The Royal Institute of British Architects (RIBA), Architecture 2030 and Architects Declare are joining forces to host a Built Environment Summit at RIBA’s central London HQ, one week ahead of the 2021 United Nations Climate Change Conference, COP26, in Glasgow.
The Built Environment Summit, on October 27-29 October, will be webcast live to a worldwide audience. It will look at the built environment’s critical contribution to the UN goal of achieving zero global carbon emissions by 2040; calling on the world’s governments to provide the necessary support and legislation to accelerate the systemic change in the industry to stay within the 1.5°C carbon budget. A full programme of speakers will be announced by the end of June.
The three-day summit is being supported by the Global Alliance for Buildings and Construction and the American Institute of Architects; together representing a coalition of over 100,000 architecture, planning, engineering and construction professionals across the world.

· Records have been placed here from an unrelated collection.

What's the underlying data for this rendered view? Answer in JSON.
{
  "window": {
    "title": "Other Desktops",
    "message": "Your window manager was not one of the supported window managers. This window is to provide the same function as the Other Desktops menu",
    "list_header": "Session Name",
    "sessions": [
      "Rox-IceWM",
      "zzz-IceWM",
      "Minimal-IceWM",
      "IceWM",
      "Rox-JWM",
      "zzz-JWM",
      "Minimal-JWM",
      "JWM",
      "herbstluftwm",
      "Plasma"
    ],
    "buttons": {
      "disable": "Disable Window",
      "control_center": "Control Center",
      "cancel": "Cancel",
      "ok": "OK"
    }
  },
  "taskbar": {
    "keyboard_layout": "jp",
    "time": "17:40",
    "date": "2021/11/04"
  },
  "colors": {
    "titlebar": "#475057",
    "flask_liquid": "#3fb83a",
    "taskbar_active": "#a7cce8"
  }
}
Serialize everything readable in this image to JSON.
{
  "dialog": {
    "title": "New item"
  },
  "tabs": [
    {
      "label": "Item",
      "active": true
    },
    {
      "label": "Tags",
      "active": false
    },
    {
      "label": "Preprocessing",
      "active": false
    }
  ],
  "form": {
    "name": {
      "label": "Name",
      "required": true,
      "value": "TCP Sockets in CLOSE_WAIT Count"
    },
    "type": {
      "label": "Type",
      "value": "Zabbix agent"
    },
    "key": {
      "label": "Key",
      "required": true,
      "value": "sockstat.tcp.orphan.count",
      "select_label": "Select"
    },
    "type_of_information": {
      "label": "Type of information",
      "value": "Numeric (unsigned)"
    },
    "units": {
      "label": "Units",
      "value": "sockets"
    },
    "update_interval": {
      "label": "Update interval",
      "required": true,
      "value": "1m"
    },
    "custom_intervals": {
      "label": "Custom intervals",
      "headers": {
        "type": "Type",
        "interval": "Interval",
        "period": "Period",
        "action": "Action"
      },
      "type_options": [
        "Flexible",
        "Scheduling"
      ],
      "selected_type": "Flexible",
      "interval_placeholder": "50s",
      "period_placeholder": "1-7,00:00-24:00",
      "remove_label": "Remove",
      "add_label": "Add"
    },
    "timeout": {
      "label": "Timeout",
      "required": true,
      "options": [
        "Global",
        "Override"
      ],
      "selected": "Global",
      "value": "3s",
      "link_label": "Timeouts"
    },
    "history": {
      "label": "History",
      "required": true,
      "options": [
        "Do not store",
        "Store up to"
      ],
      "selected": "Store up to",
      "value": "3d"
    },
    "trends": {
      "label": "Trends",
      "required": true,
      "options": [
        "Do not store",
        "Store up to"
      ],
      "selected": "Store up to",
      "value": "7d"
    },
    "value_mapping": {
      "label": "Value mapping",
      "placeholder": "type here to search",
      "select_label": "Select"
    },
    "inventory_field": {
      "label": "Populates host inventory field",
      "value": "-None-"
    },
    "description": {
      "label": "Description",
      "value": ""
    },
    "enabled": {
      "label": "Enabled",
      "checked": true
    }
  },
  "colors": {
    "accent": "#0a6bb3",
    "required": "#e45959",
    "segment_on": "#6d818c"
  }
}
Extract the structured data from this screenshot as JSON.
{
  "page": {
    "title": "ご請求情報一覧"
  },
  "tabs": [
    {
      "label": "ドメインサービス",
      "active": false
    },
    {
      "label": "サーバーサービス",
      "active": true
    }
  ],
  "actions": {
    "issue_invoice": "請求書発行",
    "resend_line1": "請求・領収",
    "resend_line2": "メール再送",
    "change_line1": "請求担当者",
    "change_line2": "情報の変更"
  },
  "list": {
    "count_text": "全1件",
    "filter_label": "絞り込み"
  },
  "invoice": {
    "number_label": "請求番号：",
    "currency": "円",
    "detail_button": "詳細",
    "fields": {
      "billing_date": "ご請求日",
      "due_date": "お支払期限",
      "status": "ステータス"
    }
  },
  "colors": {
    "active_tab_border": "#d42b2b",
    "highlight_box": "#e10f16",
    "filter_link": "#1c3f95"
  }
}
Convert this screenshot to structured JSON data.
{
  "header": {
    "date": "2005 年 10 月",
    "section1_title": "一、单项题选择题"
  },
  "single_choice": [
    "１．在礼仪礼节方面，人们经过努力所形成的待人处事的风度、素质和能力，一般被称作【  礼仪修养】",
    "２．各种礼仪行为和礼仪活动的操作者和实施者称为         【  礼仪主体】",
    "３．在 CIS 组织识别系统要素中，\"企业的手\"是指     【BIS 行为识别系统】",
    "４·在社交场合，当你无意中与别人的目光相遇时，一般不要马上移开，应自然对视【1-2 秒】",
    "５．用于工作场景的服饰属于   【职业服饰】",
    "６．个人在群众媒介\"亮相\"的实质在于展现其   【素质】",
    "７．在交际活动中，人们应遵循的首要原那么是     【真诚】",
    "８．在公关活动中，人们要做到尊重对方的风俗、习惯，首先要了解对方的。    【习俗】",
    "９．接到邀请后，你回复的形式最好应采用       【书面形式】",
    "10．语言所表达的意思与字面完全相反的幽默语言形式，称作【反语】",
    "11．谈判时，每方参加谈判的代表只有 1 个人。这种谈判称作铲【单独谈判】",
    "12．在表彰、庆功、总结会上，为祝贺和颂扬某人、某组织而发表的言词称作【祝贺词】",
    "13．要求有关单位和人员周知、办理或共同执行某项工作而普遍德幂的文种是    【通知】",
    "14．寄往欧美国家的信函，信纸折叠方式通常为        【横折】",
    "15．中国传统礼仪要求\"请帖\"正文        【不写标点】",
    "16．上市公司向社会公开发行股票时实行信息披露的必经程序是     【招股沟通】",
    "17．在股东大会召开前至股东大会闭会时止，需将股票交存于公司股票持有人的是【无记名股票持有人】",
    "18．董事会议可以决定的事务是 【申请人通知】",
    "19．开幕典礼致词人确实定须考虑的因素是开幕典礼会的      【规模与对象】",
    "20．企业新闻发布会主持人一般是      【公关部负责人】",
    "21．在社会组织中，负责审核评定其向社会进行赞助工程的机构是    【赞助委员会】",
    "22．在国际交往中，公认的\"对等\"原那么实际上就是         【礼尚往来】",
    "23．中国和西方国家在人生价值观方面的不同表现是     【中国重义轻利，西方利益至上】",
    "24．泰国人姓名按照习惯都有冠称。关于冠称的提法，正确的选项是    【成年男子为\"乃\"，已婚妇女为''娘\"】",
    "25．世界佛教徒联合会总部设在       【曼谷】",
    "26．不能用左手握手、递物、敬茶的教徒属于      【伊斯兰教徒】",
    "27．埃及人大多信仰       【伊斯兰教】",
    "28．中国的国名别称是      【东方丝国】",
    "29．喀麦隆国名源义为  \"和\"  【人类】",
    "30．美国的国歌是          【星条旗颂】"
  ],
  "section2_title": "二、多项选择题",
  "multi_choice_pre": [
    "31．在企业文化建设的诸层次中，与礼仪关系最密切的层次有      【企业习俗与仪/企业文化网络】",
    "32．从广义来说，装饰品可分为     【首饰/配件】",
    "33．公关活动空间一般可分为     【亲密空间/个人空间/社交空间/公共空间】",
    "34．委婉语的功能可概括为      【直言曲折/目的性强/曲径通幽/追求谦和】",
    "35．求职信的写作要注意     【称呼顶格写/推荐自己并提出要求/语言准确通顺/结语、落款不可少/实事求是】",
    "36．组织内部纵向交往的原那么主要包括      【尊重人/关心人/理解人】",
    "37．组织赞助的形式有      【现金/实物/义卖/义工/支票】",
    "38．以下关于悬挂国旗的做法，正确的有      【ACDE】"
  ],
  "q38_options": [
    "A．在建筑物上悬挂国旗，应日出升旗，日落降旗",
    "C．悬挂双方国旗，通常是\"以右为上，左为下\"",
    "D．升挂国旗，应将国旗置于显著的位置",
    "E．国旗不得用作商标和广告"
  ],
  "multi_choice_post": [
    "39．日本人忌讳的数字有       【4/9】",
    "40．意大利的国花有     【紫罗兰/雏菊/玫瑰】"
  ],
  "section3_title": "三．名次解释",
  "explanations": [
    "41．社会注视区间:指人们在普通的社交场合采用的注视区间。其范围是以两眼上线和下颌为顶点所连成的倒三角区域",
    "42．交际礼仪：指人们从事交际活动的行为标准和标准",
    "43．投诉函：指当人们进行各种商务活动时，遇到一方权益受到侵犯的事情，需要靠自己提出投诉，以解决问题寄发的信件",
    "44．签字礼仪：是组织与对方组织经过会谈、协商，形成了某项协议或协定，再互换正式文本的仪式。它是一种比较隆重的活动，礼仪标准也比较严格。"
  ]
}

This coalition will be campaigning to build consensus for a declaration in the build-up to the event, culminating in its final ratification at the Built Environment Summit in London, the week before COP26. At COP26, on 1-12 November, this declaration will then be presented to the governments of the world congregated at the event – calling for the change our collective future demands.
The declaration will affirm the industry’s continued commitment to rapidly reduce its carbon emissions and assert that now is the time for Governments to set targets in line with the remaining 1.5°C aligned global carbon budget.
Right now our buildings are responsible for approximately 40% of the world’s carbon emissions; a figure that is substantially higher when accounting for the carbon embodied in all associated infrastructure. Already the built environment industry is taking significant action to work within the Paris Agreement’s 1.5°C limit above pre-industrial levels. This event will showcase what has already been proved to be possible, in order to embolden governments to do the same.